Small Increases in Physical Activity Can Decrease Risk of Cardiovascular Disease

Recent data evaluates the relationship between exercise volume and reductions in cardiovascular risk.

Small amounts of physical activity are associated with a significant decreased risk of cardiovascular disease (CVD) even in individuals with an inactive lifestyle, according to research published in the Journal of the American College of Cardiology.

Regular physical activity and exercise training have been shown to improve CV health and decrease CVD and CV mortality. In this meta-analysis, researchers examined the benefits of exercise volume and intensity with CV risk. They found that the association between physical activity and CVD is curvilinear, which indicates that even a slight change from an inactive lifestyle to a mild or moderately active lifestyle can significantly reduce the risk of CVD, while further increasing exercise volumes will produce a smaller risk reduction.

Specifically, high-intensity interval training (≥6.0 metabolic equivalent of task [METs]) leads to greater improvements in cardiorespiratory fitness when compared with moderate intensity activities (3.0-5.9 METs of energy expenditure). MET score uses exercise intensity (a multiple of the resting metabolic rate) from the Compendium for Physical Activities multiplied by an assessment of frequency (sessions per week) and duration (hours per week) to calculate the exercise volume in MET-h/week.

The maximal risk reduction for CVD mortality was placed at 41 MET-hr/week, which is 3.5 to 4 times greater than the recommended volume and equals 547 minutes per week of moderate-intensity exercise at 4.5 METs or 289 minutes per week of vigorous-intensity exercise at 8.5 METs. Risk of CVD mortality was reduced by 45% in individuals who performed exercise at this volume (hazard ratio [HR]: 0.55; 95% confidence interval [CI]: 0.46-0.66) compared with inactive controls. Beyond 11 MET-hr per week, there was no observed further CVD risk reduction in vigorous-intensity exercise.

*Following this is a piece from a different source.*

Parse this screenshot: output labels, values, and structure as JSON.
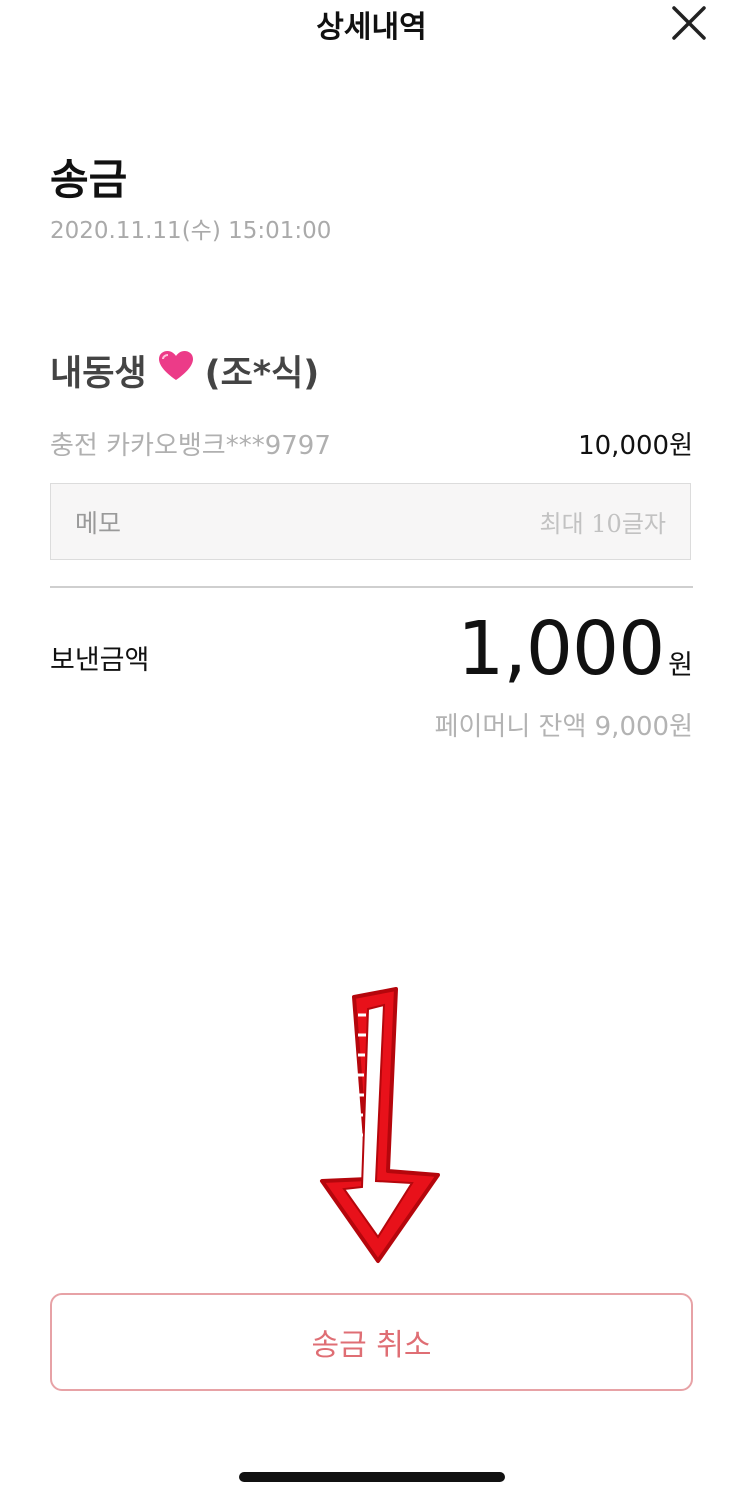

Patients with established CVD can also reduce the risk of recurrent CVD events with physical activity. Guidelines from the American College of Cardiology and American Heart Association recommend 30 to 60 minutes of moderate-intensity activity per day for healthy adults. In addition, a meta-analysis of 504 studies suggests that adding resistance exercise to aerobic exercise produces improvements in muscle strength and body fat compared with aerobic exercise alone.

“Adding strength training to aerobic programs tends to produce larger increases in cardiopulmonary fitness and improvements in quality of life (QOL) in patients with CVD,” the authors wrote. “Increased QOL may occur because the increase in exercise capacity and strength increase self-confidence and independence after a CVD event.”

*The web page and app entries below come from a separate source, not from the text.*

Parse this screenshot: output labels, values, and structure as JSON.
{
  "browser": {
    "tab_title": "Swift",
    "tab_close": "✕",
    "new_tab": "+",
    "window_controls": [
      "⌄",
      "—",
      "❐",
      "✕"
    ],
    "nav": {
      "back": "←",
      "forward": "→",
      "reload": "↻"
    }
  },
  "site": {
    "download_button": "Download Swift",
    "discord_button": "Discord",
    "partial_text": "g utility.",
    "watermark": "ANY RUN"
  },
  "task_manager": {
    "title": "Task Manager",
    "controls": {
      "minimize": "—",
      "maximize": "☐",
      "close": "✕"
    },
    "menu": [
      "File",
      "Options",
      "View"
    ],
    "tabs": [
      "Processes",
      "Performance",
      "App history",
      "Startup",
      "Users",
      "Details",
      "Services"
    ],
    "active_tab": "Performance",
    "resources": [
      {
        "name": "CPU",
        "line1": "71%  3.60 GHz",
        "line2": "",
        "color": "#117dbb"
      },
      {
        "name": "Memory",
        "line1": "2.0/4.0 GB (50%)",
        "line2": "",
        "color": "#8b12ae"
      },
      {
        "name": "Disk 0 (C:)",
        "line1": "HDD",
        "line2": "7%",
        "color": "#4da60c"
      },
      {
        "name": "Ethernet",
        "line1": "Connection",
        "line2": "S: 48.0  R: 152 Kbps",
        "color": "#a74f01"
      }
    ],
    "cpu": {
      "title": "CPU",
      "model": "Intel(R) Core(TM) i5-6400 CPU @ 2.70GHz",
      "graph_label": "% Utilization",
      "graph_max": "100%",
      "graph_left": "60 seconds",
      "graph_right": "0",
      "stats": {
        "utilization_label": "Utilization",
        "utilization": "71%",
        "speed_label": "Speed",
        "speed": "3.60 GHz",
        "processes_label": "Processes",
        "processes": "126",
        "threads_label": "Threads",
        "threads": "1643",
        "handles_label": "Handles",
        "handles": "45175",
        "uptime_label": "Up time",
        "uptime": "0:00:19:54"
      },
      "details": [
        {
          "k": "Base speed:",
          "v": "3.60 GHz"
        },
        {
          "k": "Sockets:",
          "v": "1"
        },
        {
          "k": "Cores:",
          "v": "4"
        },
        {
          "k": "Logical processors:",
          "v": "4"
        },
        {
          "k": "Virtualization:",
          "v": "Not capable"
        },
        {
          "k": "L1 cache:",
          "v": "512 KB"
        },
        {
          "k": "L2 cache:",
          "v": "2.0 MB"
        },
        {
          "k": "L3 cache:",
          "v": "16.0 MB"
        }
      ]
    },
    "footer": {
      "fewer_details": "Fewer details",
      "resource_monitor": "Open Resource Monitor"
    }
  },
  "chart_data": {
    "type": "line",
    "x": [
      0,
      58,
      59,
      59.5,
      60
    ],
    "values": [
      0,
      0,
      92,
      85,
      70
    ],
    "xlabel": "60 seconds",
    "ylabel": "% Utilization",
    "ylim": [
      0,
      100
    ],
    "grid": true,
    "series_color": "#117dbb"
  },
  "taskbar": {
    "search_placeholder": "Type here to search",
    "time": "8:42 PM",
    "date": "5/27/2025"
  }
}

In patients who experienced myocardial infarction, exercise-based rehabilitation demonstrated a lower risk of all-cause mortality (odds ratio [OR]: 0.74; 95% CI: 0.58-0.95), CVD mortality (OR: 0.61; 95% CI: 0.40-0.91), cardiac mortality (OR: 0.64; 95% CI: 0.46-0.88), and reinfarction (OR: 0.54; 95% CI: 0.38-0.76). Similar results were seen in patients with coronary heart disease (all-cause and CVD mortality reductions; relative risk [RR]: 0.87; 95% CI: 0.75-0.99 and RR: 0.75; 95% CI: 0.63-0.87, respectively).

While exercise and training programs appear to benefit most people, researchers did acknowledge the possibility of individuals with genetic predispositions for CVD who should not exercise excessively. These individuals may have desmosomal proteins associated with right ventricular cardiomyopathy presented in earlier in life and showed signs of more severe disease than individuals with similar genetic mutations but whose lifestyles are less physically active.

“The available evidence should prompt clinicians to strongly recommend low and moderate exercise training for the majority of our patients,” the authors concluded. “Equally important are the initiatives to promote population health at large through physical activity across the life span, as it modulates behavior from childhood into adult life.”


Eijsvogels T, Molossi S, Lee D, Emery M, Thompson P. Exercise at the Extremes: The Amount of Exercise to Reduce Cardiovascular Events. J Am Coll Cardiol. 2016; 67(3):316-329. doi: 10.1016/j.jacc.2015.11.034.